Chilean Government announces changes to the Protected Borders Plan from November 1
People who enter Chile with a Pase de Movilidad (Mobility Pass) or vaccine homologation certificate will be able to stop isolating as soon as they receive a negative result from a PCR test taken in the country.
Additionally, it was announced that children under the age of six will be able to leave Chile through authorized airports, without needing a Mobility Pass. Upon returning to Chile, they and those who live with them must quarantine for seven days.
At an event held today at La Moneda Palace, Public Health Undersecretary Paula Daza and Tourism Undersecretary José Luis Uriarte announced changes to the Plan Fronteras Protegidas (Protected Borders Plan), which will come into effect from November 1.
The first change will allow everyone who enters Chile from November 1 with a Mobility Pass or vaccine homologation certificate to stop isolating as soon as they receive a negative result from a PCR test taken in the country. In addition, children under the age of six will be able to leave the country through authorized airports without a Mobility Pass from the same date. It is important to note that both children and those who live with them must quarantine for seven days on returning to Chile.
According to health authorities, the measure is based on the low incidence of positive cases among travelers and overall low rates of COVID-19 in Chile. Authorities have stated that only 0.7% of travelers who entered Chile via the Arturo Merino Benítez Airport between November 23, 2020, and September 30 of this year tested positive for COVID-19.
“The current epidemiological situation and the evolution of the Plan Paso a Paso (Step-by-Step Plan) have allowed us to modify the measures and restrictions set in the context of the pandemic,” Undersecretary Daza explained. She added that, during September, “over 89% of travelers with confirmed cases of COVID-19 who entered the country via Santiago’s airport were identified during the Búsqueda Activa de Casos (Active Case Search, BAC) conducted by health officials upon arrival, not during the subsequent monitoring period.”
Undersecretary Uriarte highlighted the move to make the Protected Borders Plan more flexible, stating, “this is very good news for tourism.

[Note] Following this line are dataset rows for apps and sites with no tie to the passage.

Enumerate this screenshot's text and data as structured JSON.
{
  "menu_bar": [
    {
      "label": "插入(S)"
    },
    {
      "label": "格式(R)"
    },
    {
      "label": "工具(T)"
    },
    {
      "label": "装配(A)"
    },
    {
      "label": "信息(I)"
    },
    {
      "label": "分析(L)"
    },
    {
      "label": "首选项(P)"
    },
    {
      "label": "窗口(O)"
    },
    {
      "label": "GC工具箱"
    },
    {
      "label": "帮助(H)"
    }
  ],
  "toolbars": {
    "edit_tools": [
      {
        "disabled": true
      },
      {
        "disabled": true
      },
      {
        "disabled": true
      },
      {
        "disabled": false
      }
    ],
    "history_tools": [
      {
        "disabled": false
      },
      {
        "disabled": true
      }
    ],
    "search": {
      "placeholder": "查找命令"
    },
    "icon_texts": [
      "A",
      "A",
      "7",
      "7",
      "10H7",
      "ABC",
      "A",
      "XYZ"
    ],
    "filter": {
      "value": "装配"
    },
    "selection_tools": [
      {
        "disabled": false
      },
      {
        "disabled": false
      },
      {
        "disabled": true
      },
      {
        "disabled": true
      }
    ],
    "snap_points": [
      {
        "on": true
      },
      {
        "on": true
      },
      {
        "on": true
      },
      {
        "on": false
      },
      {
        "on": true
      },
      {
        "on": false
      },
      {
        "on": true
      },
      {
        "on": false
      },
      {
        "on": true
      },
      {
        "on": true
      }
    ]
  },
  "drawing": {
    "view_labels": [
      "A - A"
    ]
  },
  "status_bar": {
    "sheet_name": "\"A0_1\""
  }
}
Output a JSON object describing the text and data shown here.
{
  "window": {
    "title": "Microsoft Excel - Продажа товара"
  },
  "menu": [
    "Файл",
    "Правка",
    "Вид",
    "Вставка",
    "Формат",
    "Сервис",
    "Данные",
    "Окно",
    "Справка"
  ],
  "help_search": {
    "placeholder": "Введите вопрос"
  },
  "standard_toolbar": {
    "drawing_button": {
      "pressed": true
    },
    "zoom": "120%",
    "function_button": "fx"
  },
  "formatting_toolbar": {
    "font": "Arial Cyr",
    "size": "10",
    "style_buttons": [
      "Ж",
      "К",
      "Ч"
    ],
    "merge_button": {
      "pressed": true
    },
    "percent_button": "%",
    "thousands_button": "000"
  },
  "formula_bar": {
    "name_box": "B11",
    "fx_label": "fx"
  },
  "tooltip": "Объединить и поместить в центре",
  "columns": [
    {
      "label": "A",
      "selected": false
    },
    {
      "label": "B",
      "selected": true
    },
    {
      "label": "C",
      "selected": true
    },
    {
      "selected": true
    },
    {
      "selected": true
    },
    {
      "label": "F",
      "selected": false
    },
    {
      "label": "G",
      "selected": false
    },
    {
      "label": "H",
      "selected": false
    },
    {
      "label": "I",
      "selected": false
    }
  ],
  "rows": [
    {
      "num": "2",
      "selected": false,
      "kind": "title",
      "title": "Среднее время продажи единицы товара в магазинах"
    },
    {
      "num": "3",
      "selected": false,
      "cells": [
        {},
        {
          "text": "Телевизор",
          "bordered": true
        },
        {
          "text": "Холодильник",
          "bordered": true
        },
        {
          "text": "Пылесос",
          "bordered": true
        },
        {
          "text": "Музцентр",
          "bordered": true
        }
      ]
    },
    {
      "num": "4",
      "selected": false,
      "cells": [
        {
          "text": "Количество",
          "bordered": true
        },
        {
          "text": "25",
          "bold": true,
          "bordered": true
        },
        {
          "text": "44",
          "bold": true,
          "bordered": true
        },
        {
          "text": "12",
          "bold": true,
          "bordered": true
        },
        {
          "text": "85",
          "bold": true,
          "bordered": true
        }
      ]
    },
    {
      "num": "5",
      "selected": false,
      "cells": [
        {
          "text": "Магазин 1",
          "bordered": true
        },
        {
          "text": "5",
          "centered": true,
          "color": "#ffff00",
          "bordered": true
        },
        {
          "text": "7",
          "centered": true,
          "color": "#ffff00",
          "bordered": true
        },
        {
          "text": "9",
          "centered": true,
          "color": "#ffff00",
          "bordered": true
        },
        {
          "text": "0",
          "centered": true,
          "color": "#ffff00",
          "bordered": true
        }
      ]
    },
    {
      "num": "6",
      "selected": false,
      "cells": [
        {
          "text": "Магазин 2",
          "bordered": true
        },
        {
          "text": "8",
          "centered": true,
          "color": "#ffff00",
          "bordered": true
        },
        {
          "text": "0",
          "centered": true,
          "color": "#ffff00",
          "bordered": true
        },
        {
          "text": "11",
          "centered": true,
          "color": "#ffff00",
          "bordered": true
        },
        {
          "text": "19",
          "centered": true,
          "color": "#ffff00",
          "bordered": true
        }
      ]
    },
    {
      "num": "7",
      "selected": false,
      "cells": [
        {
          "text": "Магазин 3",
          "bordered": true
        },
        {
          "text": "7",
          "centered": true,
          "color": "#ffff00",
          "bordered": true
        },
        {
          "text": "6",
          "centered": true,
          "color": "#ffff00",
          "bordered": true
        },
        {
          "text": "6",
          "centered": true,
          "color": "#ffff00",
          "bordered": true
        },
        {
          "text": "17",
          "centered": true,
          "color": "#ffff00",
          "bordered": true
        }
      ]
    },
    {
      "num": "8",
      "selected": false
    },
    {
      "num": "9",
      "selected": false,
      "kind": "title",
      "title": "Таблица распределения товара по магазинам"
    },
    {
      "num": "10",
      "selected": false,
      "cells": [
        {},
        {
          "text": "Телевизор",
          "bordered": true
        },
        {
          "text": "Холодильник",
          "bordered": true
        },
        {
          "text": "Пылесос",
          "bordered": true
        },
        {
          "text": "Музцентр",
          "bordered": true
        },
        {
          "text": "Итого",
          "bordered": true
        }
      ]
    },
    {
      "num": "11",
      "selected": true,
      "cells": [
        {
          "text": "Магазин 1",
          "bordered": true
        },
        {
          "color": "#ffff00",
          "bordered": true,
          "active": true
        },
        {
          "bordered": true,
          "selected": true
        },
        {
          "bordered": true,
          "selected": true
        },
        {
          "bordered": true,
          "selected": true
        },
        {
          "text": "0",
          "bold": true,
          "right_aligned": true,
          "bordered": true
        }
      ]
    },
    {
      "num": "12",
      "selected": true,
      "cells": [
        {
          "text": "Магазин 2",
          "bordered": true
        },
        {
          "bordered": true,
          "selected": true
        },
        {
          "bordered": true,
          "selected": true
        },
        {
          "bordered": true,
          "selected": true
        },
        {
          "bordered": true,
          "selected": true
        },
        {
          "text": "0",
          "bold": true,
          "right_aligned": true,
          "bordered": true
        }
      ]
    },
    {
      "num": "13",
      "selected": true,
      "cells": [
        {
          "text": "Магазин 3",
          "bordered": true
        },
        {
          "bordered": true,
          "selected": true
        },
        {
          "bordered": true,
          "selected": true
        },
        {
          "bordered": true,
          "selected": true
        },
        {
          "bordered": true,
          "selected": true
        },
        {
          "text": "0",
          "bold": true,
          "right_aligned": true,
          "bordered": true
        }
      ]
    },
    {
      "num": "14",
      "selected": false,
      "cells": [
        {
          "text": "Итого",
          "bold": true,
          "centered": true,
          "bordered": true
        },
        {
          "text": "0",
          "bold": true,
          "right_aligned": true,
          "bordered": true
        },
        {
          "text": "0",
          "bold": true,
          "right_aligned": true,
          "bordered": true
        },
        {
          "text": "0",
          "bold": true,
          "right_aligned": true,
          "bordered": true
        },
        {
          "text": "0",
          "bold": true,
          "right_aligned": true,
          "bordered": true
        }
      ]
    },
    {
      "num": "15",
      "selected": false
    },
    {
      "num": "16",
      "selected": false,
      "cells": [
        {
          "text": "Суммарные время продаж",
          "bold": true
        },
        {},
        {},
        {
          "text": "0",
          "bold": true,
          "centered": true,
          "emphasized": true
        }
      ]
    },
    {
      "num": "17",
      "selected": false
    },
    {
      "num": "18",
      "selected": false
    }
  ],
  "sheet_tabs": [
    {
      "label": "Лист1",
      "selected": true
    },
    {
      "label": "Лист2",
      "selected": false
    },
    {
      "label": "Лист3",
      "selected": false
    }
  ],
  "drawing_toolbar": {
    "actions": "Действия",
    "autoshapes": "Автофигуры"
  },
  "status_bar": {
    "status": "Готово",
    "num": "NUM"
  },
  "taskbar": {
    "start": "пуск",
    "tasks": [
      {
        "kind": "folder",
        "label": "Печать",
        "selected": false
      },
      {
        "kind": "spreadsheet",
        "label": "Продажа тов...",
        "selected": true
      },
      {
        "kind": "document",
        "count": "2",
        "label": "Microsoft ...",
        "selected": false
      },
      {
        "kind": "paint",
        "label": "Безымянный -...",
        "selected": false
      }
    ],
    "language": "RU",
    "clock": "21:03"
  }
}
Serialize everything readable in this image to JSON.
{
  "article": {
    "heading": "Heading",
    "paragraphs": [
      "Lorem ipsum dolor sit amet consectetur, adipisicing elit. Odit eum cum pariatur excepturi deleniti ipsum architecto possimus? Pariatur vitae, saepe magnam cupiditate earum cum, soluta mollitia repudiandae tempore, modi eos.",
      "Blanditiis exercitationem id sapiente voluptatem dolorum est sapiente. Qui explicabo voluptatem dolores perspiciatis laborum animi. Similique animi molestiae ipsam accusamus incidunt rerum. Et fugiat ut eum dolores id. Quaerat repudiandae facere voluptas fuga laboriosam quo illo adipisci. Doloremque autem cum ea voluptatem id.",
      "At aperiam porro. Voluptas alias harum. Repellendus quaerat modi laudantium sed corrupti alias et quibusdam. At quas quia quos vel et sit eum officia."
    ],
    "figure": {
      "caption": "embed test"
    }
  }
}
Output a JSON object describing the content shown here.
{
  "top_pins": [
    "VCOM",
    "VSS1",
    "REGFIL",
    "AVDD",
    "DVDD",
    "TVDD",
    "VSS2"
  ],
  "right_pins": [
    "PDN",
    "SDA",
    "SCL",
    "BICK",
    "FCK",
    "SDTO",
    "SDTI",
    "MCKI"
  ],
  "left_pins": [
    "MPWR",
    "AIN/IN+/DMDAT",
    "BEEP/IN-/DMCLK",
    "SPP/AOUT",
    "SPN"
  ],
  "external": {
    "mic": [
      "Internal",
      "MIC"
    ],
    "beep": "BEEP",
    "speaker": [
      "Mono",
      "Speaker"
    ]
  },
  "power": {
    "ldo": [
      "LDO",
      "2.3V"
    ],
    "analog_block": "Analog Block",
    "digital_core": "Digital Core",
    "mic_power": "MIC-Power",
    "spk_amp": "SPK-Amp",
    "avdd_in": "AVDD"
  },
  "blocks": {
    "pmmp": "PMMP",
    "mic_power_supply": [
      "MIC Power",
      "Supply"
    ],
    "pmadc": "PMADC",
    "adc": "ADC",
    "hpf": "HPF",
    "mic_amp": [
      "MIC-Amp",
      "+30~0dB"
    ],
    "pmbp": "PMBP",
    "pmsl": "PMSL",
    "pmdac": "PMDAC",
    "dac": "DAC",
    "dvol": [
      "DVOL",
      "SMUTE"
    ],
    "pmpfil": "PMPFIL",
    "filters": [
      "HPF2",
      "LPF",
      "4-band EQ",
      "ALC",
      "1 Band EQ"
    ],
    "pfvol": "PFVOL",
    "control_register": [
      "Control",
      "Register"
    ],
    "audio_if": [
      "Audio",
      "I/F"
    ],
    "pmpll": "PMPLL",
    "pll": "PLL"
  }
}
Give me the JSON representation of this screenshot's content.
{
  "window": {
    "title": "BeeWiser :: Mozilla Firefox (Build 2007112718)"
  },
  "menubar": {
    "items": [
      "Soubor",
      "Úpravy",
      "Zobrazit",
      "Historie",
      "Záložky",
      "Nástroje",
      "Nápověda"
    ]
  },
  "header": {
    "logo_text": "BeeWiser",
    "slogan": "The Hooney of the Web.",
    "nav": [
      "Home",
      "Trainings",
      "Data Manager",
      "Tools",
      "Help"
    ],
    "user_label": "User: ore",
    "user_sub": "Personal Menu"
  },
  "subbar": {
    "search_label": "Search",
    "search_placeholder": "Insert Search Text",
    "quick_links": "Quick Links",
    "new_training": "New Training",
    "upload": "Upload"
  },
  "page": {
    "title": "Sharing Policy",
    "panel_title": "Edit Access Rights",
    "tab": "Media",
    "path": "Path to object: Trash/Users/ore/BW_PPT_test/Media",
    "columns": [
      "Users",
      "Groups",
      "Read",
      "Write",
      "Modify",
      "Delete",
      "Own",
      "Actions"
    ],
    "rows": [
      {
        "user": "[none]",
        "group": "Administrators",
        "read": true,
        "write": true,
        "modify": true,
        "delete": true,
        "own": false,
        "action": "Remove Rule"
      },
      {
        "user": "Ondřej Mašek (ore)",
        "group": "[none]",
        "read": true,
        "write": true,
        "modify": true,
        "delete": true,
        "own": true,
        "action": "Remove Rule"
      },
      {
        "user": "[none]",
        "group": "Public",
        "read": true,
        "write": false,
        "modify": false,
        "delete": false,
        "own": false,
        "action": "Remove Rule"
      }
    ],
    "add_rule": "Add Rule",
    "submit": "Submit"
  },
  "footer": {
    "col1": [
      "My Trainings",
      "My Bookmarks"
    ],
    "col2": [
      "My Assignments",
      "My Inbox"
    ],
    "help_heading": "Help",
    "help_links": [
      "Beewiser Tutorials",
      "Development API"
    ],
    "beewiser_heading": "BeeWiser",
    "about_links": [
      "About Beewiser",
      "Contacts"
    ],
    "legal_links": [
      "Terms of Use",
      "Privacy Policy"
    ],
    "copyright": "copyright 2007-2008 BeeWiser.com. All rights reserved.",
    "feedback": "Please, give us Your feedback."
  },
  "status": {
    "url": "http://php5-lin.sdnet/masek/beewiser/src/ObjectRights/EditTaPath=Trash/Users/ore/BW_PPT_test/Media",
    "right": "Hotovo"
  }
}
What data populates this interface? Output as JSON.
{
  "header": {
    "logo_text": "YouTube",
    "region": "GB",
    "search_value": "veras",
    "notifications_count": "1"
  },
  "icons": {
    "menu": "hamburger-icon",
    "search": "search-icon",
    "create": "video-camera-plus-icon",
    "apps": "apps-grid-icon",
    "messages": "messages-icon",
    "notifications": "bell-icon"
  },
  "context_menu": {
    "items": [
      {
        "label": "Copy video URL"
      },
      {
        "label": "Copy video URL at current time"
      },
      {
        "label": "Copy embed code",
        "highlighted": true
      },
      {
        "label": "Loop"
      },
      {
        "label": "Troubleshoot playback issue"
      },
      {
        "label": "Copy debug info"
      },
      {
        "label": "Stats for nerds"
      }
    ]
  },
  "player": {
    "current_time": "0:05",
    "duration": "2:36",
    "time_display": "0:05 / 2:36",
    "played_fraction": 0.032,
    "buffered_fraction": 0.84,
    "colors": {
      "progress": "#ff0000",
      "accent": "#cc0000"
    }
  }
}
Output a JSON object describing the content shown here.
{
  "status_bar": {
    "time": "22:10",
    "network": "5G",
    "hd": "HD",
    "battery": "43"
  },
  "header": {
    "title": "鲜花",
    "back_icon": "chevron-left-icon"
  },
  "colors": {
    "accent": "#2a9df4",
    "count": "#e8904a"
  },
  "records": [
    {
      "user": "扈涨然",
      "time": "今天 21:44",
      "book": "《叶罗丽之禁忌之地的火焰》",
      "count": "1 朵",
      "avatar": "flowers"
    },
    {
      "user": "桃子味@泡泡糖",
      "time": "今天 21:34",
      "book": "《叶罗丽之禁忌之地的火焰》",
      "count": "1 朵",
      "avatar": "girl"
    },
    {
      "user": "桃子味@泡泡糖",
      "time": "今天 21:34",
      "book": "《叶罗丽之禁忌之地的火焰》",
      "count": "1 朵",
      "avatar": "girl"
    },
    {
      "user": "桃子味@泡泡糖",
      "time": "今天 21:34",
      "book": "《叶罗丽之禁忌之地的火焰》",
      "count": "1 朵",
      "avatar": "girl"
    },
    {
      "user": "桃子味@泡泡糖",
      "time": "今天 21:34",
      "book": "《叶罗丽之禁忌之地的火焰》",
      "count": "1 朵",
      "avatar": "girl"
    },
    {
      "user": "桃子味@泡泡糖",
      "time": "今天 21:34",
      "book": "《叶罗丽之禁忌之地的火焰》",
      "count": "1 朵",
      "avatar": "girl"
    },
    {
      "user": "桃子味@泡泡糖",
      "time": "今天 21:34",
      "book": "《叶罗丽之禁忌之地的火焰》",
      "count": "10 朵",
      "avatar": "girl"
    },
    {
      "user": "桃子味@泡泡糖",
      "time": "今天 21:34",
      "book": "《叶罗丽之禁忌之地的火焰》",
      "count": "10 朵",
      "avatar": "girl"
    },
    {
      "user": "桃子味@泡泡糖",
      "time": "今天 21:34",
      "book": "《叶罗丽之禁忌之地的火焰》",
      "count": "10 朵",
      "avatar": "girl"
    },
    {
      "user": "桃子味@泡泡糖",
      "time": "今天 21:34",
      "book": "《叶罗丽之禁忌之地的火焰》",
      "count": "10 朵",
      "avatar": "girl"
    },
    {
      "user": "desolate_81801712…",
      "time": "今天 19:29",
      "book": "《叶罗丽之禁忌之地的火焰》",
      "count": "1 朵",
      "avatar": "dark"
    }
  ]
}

Not only we will be able to keep reactivating internal tourism, as we have done over the past few months, but also receptive tourism.”
Undersecretary Uriarte emphasized the importance of the vaccine homologation process, explaining, “it does not end with the simple fact of applying. It is important to wait until it has been accepted. Only then can a traveler depart for Chile and only then will they be allowed to enter the country. Once they arrive, we will take all public health precautions. We will require them to present the Mobility Pass once it is active, as we do for all Chileans. We are happy with the progress made, but we want to keep being responsible so that we can keep moving forward towards greater reactivation, particularly as we approach tourist season.”
Authorities indicate that requirements for entering the country remain unchanged. Chileans and foreign residents who enter through any of the three authorized airports must provide an Affidavit for Travelers (C19), which can be completed up to 48 hours before boarding. They must also show a negative PCR test given less than 72 hours before departing for Chile.
Non-resident foreigners must validate their vaccination scheme at mevacuno.gob.cl, provide an affidavit completed up to 48 hours before boarding at www.c19.cl, show a negative PCR test given less than 72 hours before departing for Chile and prove that they have medical insurance with minimum coverage of US$30,000.
Finally, everyone who enters Chile must undergo a period of traveler monitoring, reporting their location and health status for ten days. They must also be willing to submit to BAC tests at the airport and/or during the monitoring period.